▶ _Exercise details_
Copy out all of the data exactly as it appears.

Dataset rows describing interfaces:
--*--
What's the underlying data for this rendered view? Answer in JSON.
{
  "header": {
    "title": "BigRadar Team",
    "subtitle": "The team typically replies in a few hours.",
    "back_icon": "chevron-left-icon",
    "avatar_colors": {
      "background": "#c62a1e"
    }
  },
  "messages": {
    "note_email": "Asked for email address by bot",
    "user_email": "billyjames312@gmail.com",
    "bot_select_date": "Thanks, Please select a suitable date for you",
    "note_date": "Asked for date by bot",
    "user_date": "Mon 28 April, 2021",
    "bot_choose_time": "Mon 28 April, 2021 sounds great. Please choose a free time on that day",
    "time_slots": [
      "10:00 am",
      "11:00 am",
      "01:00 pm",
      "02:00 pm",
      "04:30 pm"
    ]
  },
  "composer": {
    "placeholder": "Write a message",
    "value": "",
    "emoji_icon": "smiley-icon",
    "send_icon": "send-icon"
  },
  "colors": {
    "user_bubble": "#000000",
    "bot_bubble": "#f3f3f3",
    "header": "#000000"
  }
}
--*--
▶ _Expected answer_
What's the underlying data for this rendered view? Answer in JSON.
{
  "header": {
    "title": "BigRadar Team",
    "subtitle": "The team typically replies in a few hours.",
    "back_icon": "chevron-left-icon",
    "avatar_colors": {
      "background": "#c62a1e"
    }
  },
  "messages": {
    "note_email": "Asked for email address by bot",
    "user_email": "billyjames312@gmail.com",
    "bot_select_date": "Thanks, Please select a suitable date for you",
    "note_date": "Asked for date by bot",
    "user_date": "Mon 28 April, 2021",
    "bot_choose_time": "Mon 28 April, 2021 sounds great. Please choose a free time on that day",
    "time_slots": [
      "10:00 am",
      "11:00 am",
      "01:00 pm",
      "02:00 pm",
      "04:30 pm"
    ]
  },
  "composer": {
    "placeholder": "Write a message",
    "value": "",
    "emoji_icon": "smiley-icon",
    "send_icon": "send-icon"
  },
  "colors": {
    "user_bubble": "#000000",
    "bot_bubble": "#f3f3f3",
    "header": "#000000"
  }
}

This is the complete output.